- Opening Delimiter -

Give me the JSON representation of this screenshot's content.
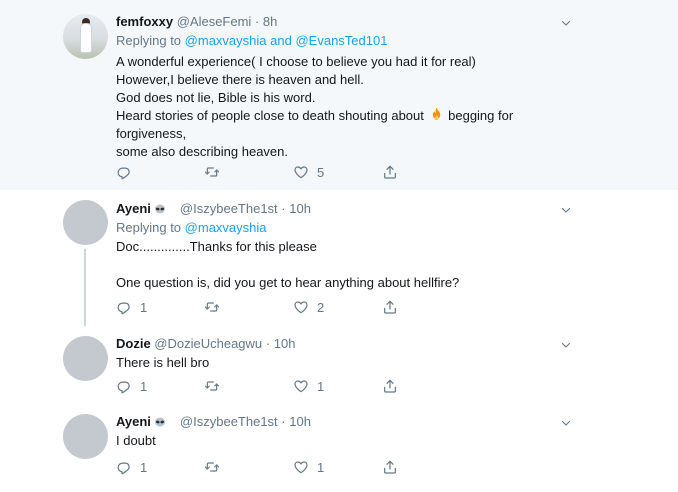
{
  "tweets": [
    {
      "name": "femfoxxy",
      "handle": "@AleseFemi",
      "dot": "·",
      "time": "8h",
      "replying_prefix": "Replying to",
      "replying_to_1": "@maxvayshia",
      "replying_and": "and",
      "replying_to_2": "@EvansTed101",
      "lines": [
        "A  wonderful experience( I choose to believe you had it for real)",
        "However,I believe  there is heaven and hell.",
        "God does not lie, Bible is his word.",
        "Heard stories of people close to death shouting about",
        "begging for",
        "forgiveness,",
        "some also describing heaven."
      ],
      "reply_count": "",
      "retweet_count": "",
      "like_count": "5"
    },
    {
      "name": "Ayeni",
      "handle": "@IszybeeThe1st",
      "dot": "·",
      "time": "10h",
      "replying_prefix": "Replying to",
      "replying_to_1": "@maxvayshia",
      "lines": [
        "Doc..............Thanks for this please",
        "One question is, did you get to hear anything about hellfire?"
      ],
      "reply_count": "1",
      "retweet_count": "",
      "like_count": "2"
    },
    {
      "name": "Dozie",
      "handle": "@DozieUcheagwu",
      "dot": "·",
      "time": "10h",
      "lines": [
        "There is hell bro"
      ],
      "reply_count": "1",
      "retweet_count": "",
      "like_count": "1"
    },
    {
      "name": "Ayeni",
      "handle": "@IszybeeThe1st",
      "dot": "·",
      "time": "10h",
      "lines": [
        "I doubt"
      ],
      "reply_count": "1",
      "retweet_count": "",
      "like_count": "1"
    }
  ],
  "icons": {
    "reply": "reply-icon",
    "retweet": "retweet-icon",
    "like": "heart-icon",
    "share": "share-icon",
    "menu": "chevron-down-icon",
    "emoji_alien": "alien-emoji-icon",
    "emoji_fire": "fire-emoji-icon"
  },
  "colors": {
    "link": "#1da1f2",
    "secondary_text": "#657786",
    "highlight_background": "#f5f8fa",
    "thread_line": "#ccd6dd"
  }
}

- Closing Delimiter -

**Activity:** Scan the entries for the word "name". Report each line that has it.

**Result for this task:**
      "name": "femfoxxy",
      "name": "Ayeni",
      "name": "Dozie",
      "name": "Ayeni",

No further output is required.